reform during the Progressive Era, Theodore Roosevelt ultimately was the most
Progressive President in this Era due to his accomplishments in domestic relations,
regulating business, and foreign relations.
Roosevelt’s Progressive ways of dealing with the domestic front included various
reforms based around the citizen. As a “man of action,” Roosevelt felt compelled not
only to lead the country behind his desk, but to visit the nation’s corners and give highly
energetic speeches. TR’s spontaneous attitude towards the press and public carried over
to his politics. In 1906 Roosevelt passed the Meat Inspection Act, partly from having
experienced diseased food on the frontlines first hand. Yet he did not stop there in
protecting the consumer. Later in the same year, the Pure Food and Drug Act guaranteed
pure food and safe labeling of drugs. However, Roosevelt’s determination to safeguard
the public’s interest did not stop there. For future use, Roosevelt set aside 120 million
acres of land containing vast amounts of oil in the Newland’s Act of 1902. Later in his
career, his Progressive political party, with New Nationalism in mind, sought to reduce
tariffs, enforce child labor laws, implement social reforms, and answer the plea for direct
election of senators.
While he may be controversial in his methods, Roosevelt succeeded in becoming
the most Progressive President when dealing with big-business through the use of
regulation and enforcement. His approach to the Coal Miners Strike of 1902 called for
both sides to meet and come to an agreement. This progressive approached was
threatened when the miners threatened to work and the factories not show. However,
Roosevelt displayed his strength in the issue and shut down the opposition: resulting in
the “square deal.” The outcome also planted the seeds for the Department of Commerce
and Labor, a much needed asset. Additionally, Roosevelt felt it was his duty to take down
fraudulent trust and he became the “trust-buster” of his day. This approach to big
business was revolutionary and extremely progressive for the time period. After passing
the Elkins and Hepburn Acts in 1903, Roosevelt had finally put a leash on the somewhat
rampant leaders of big business.
Theodore Roosevelt’s approach to foreign relations was the progressive policy of
the big stick. In this, United States declared itself the major militaristic power in the
Americas. However, military was not the only thing Roosevelt achieved. He took a
progressive gamble when he assumed the task of building the Panama Canal: a vital
waterway for merchants and warships alike.

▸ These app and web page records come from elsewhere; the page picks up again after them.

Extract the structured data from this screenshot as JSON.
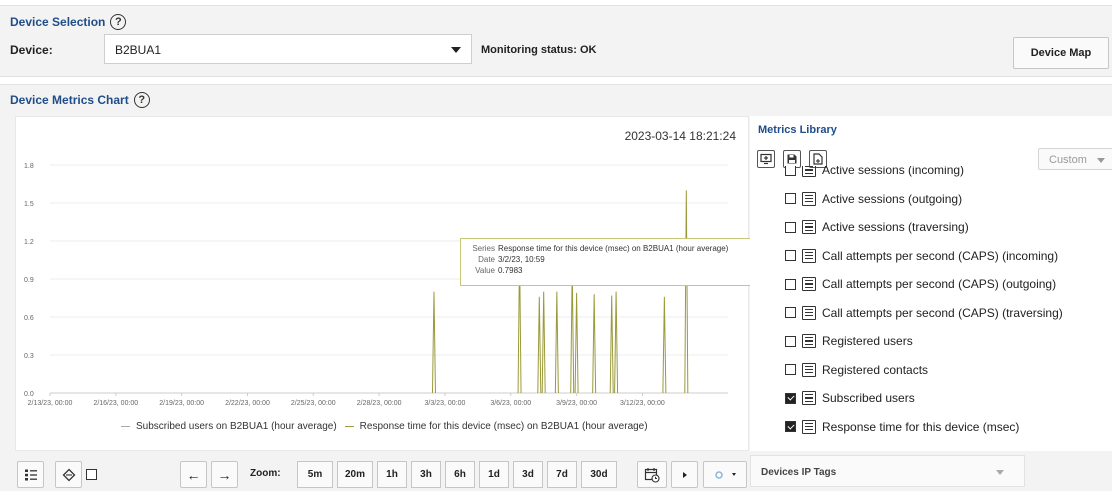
{
  "device_selection": {
    "title": "Device Selection",
    "help_icon": "?",
    "device_label": "Device:",
    "device_value": "B2BUA1",
    "monitoring_status": "Monitoring status: OK",
    "device_map_button": "Device Map"
  },
  "metrics_chart": {
    "title": "Device Metrics Chart",
    "help_icon": "?",
    "timestamp": "2023-03-14 18:21:24",
    "tooltip": {
      "series_label": "Series",
      "series_value": "Response time for this device (msec) on B2BUA1 (hour average)",
      "date_label": "Date",
      "date_value": "3/2/23, 10:59",
      "value_label": "Value",
      "value_value": "0.7983"
    },
    "legend": [
      "Subscribed users on B2BUA1 (hour average)",
      "Response time for this device (msec) on B2BUA1 (hour average)"
    ]
  },
  "chart_data": {
    "type": "line",
    "x_tick_labels": [
      "2/13/23, 00:00",
      "2/16/23, 00:00",
      "2/19/23, 00:00",
      "2/22/23, 00:00",
      "2/25/23, 00:00",
      "2/28/23, 00:00",
      "3/3/23, 00:00",
      "3/6/23, 00:00",
      "3/9/23, 00:00",
      "3/12/23, 00:00"
    ],
    "y_tick_labels": [
      "0.0",
      "0.3",
      "0.6",
      "0.9",
      "1.2",
      "1.5",
      "1.8"
    ],
    "ylim": [
      0,
      1.8
    ],
    "xlim_days": [
      0,
      30.9
    ],
    "series": [
      {
        "name": "Subscribed users on B2BUA1 (hour average)",
        "color": "#a8a8a8",
        "points": []
      },
      {
        "name": "Response time for this device (msec) on B2BUA1 (hour average)",
        "color": "#9a9a3a",
        "points": [
          [
            17.5,
            0.8
          ],
          [
            21.4,
            1.13
          ],
          [
            22.3,
            0.76
          ],
          [
            22.5,
            0.8
          ],
          [
            23.1,
            0.8
          ],
          [
            23.8,
            1.0
          ],
          [
            24.0,
            0.79
          ],
          [
            24.8,
            0.78
          ],
          [
            25.6,
            0.77
          ],
          [
            25.8,
            0.8
          ],
          [
            28.0,
            0.76
          ],
          [
            29.0,
            1.6
          ]
        ]
      }
    ],
    "grid": true
  },
  "metrics_library": {
    "title": "Metrics Library",
    "custom_select": "Custom",
    "items": [
      {
        "label": "Active sessions (incoming)",
        "checked": false
      },
      {
        "label": "Active sessions (outgoing)",
        "checked": false
      },
      {
        "label": "Active sessions (traversing)",
        "checked": false
      },
      {
        "label": "Call attempts per second (CAPS) (incoming)",
        "checked": false
      },
      {
        "label": "Call attempts per second (CAPS) (outgoing)",
        "checked": false
      },
      {
        "label": "Call attempts per second (CAPS) (traversing)",
        "checked": false
      },
      {
        "label": "Registered users",
        "checked": false
      },
      {
        "label": "Registered contacts",
        "checked": false
      },
      {
        "label": "Subscribed users",
        "checked": true
      },
      {
        "label": "Response time for this device (msec)",
        "checked": true
      }
    ]
  },
  "toolbar": {
    "zoom_label": "Zoom:",
    "zoom_options": [
      "5m",
      "20m",
      "1h",
      "3h",
      "6h",
      "1d",
      "3d",
      "7d",
      "30d"
    ],
    "prev_arrow": "←",
    "next_arrow": "→",
    "devices_ip_tags": "Devices IP Tags"
  }
}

His “Roosevelt Corollary” infuriated the
European World but retained its Progressive statue as being bold and changing.
Taft and Wilson alike showed signs of major attempts at Progressivism, however

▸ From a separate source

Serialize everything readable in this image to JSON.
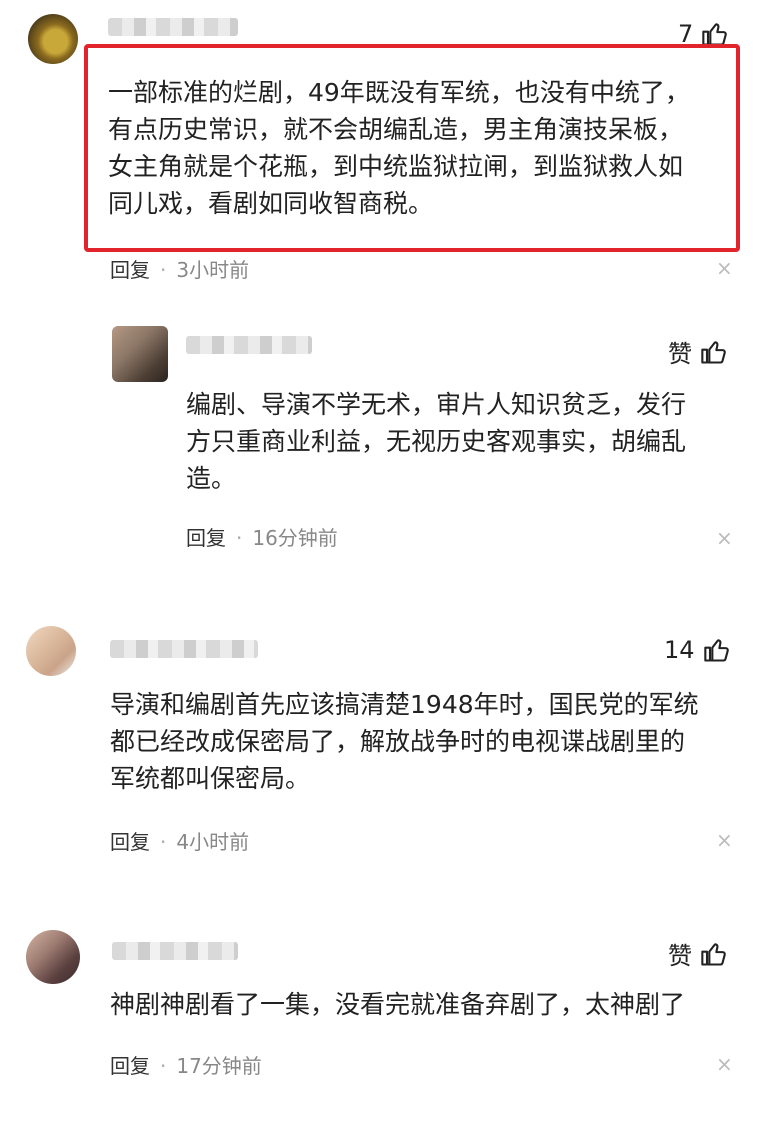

Roosevelt exceeded their efforts. Taft was deemed the “trust-busting President” breaking
up 88 trusts in all and adding to the progressive fever. Yet besides destroying trusts, Taft

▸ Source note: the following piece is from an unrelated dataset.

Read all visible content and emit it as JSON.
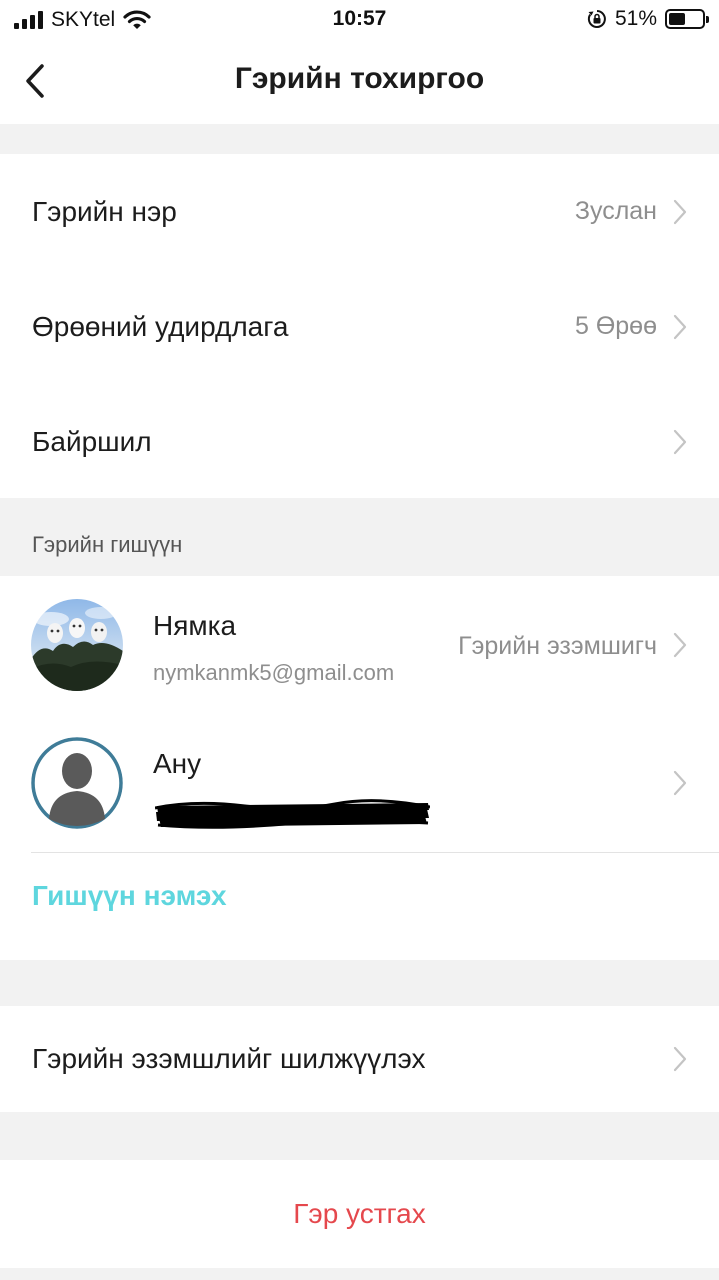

failed to stand up to his Progressive role. Wilson faired better than Taft: succeeding in
implementing his progressive plans of action. His first action was the Triple Wall of
Privilege in which he tackled some of the nation’s internal problems. Yet he showed his
limits on progressivism internally by accelerating the segregation of blacks in federal
bureaucracy. Next he encountered problems with Mexico and Europe—both clamored for
war. However, this is Wilson’s downfall in Progressivism. Besides setting up 14 points to
be set in place after the war, Wilson retained a conservative attitude throughout the entire
war; being thrust in only at the last moment. Even after the war, Wilson failed to have his
14 points passed, ultimately failing in his Progressive goal.
Although Wilson’s Progressive approach and Taft’s actions towards trusts
illustrated progressive reform during the Progressive Era, Theodore Roosevelt ultimately
was the most Progressive President in this Era due to his accomplishments in domestic
relations, regulating business, and foreign relations.